(Collected data entries)
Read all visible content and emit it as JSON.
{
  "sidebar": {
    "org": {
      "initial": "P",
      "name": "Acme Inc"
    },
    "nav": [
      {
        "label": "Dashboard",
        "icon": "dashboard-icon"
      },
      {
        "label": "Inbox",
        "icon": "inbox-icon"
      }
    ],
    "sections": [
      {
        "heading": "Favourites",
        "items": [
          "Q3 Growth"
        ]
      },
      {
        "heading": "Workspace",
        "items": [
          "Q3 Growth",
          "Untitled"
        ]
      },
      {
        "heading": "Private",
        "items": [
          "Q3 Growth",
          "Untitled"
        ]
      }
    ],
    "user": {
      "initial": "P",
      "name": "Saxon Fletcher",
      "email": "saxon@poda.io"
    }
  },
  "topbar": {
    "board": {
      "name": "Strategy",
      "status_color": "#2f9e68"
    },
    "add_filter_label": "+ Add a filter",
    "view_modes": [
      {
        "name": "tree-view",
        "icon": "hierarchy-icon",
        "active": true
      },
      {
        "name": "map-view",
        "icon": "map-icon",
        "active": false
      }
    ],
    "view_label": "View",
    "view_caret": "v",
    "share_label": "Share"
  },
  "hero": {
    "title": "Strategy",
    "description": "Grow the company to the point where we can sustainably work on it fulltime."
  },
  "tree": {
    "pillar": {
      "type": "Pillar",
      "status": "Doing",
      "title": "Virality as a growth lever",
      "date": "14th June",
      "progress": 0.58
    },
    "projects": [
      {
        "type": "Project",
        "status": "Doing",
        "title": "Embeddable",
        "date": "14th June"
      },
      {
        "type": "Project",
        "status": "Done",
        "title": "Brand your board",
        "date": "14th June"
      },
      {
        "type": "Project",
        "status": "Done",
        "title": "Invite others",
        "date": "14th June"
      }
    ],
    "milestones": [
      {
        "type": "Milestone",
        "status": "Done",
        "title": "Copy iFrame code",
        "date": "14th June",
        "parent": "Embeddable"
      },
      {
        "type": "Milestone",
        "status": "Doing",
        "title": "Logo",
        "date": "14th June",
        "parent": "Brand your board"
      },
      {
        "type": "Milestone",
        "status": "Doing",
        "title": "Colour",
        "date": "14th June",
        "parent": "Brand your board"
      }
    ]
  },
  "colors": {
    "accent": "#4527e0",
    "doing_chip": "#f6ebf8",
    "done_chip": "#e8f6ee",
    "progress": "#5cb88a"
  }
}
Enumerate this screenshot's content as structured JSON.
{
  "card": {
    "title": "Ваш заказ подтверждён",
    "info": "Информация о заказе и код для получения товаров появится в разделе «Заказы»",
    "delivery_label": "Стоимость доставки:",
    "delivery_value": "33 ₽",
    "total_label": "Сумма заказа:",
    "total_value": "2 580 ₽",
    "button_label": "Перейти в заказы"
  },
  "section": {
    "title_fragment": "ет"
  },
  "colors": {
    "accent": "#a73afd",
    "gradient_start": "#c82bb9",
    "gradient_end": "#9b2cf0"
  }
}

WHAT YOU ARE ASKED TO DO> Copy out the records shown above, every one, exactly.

EXERCISE RESPONSE>
Read all visible content and emit it as JSON.
{
  "sidebar": {
    "org": {
      "initial": "P",
      "name": "Acme Inc"
    },
    "nav": [
      {
        "label": "Dashboard",
        "icon": "dashboard-icon"
      },
      {
        "label": "Inbox",
        "icon": "inbox-icon"
      }
    ],
    "sections": [
      {
        "heading": "Favourites",
        "items": [
          "Q3 Growth"
        ]
      },
      {
        "heading": "Workspace",
        "items": [
          "Q3 Growth",
          "Untitled"
        ]
      },
      {
        "heading": "Private",
        "items": [
          "Q3 Growth",
          "Untitled"
        ]
      }
    ],
    "user": {
      "initial": "P",
      "name": "Saxon Fletcher",
      "email": "saxon@poda.io"
    }
  },
  "topbar": {
    "board": {
      "name": "Strategy",
      "status_color": "#2f9e68"
    },
    "add_filter_label": "+ Add a filter",
    "view_modes": [
      {
        "name": "tree-view",
        "icon": "hierarchy-icon",
        "active": true
      },
      {
        "name": "map-view",
        "icon": "map-icon",
        "active": false
      }
    ],
    "view_label": "View",
    "view_caret": "v",
    "share_label": "Share"
  },
  "hero": {
    "title": "Strategy",
    "description": "Grow the company to the point where we can sustainably work on it fulltime."
  },
  "tree": {
    "pillar": {
      "type": "Pillar",
      "status": "Doing",
      "title": "Virality as a growth lever",
      "date": "14th June",
      "progress": 0.58
    },
    "projects": [
      {
        "type": "Project",
        "status": "Doing",
        "title": "Embeddable",
        "date": "14th June"
      },
      {
        "type": "Project",
        "status": "Done",
        "title": "Brand your board",
        "date": "14th June"
      },
      {
        "type": "Project",
        "status": "Done",
        "title": "Invite others",
        "date": "14th June"
      }
    ],
    "milestones": [
      {
        "type": "Milestone",
        "status": "Done",
        "title": "Copy iFrame code",
        "date": "14th June",
        "parent": "Embeddable"
      },
      {
        "type": "Milestone",
        "status": "Doing",
        "title": "Logo",
        "date": "14th June",
        "parent": "Brand your board"
      },
      {
        "type": "Milestone",
        "status": "Doing",
        "title": "Colour",
        "date": "14th June",
        "parent": "Brand your board"
      }
    ]
  },
  "colors": {
    "accent": "#4527e0",
    "doing_chip": "#f6ebf8",
    "done_chip": "#e8f6ee",
    "progress": "#5cb88a"
  }
}
Enumerate this screenshot's content as structured JSON.
{
  "card": {
    "title": "Ваш заказ подтверждён",
    "info": "Информация о заказе и код для получения товаров появится в разделе «Заказы»",
    "delivery_label": "Стоимость доставки:",
    "delivery_value": "33 ₽",
    "total_label": "Сумма заказа:",
    "total_value": "2 580 ₽",
    "button_label": "Перейти в заказы"
  },
  "section": {
    "title_fragment": "ет"
  },
  "colors": {
    "accent": "#a73afd",
    "gradient_start": "#c82bb9",
    "gradient_end": "#9b2cf0"
  }
}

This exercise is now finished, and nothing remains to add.